> _What is required_
Give the number of lines in the listing below that include the word "screenshot", with nothing more.

* * * * * * *

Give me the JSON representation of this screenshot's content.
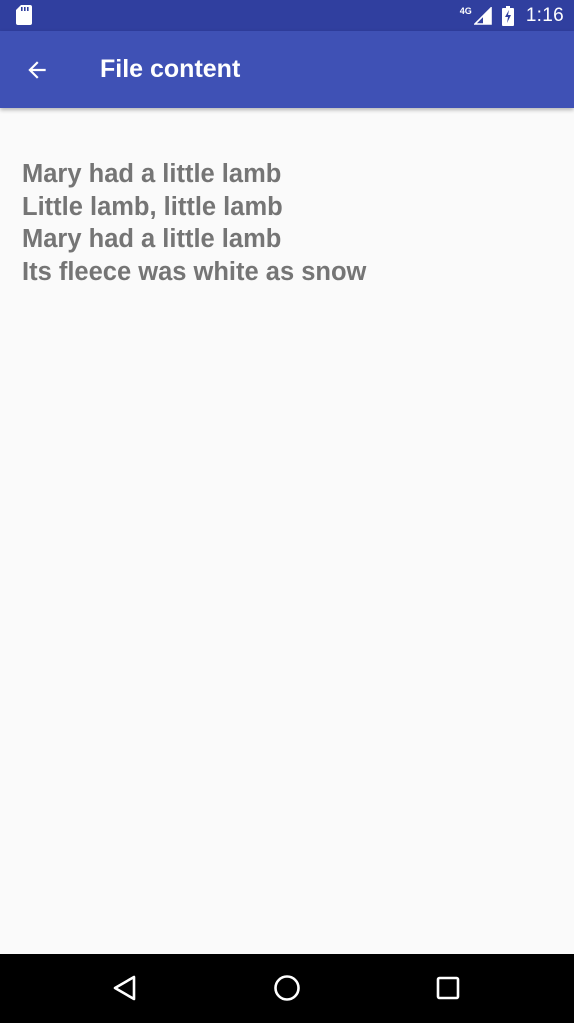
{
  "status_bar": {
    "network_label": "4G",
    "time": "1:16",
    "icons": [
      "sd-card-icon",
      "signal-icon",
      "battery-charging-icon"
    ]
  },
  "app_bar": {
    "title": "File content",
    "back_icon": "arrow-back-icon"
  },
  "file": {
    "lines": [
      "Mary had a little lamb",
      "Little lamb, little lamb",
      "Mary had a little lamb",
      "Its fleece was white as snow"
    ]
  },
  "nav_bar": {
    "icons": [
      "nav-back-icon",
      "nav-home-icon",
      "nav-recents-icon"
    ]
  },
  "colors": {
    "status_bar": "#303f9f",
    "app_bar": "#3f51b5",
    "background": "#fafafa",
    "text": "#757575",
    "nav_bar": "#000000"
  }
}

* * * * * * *

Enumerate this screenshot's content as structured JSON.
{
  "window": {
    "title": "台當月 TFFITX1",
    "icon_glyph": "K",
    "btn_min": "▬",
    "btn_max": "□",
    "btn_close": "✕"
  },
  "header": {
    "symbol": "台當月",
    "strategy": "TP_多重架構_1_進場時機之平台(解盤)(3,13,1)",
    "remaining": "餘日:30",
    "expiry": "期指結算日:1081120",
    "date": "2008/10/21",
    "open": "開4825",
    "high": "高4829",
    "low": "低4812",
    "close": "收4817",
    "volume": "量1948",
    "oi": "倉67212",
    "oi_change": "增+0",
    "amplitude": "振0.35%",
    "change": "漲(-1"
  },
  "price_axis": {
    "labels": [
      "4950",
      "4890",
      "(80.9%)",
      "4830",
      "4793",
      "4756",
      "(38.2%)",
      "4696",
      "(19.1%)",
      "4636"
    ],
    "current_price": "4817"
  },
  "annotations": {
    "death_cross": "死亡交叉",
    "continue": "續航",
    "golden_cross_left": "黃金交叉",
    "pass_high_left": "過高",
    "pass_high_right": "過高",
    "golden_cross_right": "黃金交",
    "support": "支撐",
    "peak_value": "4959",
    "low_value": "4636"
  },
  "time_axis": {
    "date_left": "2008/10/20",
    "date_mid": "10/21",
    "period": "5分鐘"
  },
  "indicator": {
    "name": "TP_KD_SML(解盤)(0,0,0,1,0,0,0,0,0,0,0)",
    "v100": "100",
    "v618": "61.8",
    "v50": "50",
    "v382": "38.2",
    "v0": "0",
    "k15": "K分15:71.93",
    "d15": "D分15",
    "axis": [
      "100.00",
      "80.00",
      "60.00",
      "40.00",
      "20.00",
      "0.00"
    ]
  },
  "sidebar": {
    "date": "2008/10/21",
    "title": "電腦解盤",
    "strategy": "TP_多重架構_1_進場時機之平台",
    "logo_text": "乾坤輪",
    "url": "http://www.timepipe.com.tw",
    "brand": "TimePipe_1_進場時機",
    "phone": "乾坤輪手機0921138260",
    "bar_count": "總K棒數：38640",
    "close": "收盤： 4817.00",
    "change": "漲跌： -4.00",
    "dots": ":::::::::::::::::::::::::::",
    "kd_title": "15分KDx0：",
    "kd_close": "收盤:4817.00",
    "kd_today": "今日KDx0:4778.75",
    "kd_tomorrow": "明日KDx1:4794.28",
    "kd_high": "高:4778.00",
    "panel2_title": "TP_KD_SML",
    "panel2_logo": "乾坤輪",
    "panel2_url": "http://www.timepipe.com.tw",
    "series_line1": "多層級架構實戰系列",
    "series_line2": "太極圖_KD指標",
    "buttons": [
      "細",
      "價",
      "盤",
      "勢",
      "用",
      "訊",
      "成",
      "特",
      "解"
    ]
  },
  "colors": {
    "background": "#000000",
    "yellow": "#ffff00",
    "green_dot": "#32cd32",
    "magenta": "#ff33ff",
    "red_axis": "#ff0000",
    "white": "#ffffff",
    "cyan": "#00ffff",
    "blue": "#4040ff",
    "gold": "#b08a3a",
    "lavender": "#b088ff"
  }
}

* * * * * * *

> _Solution to this exercise_
2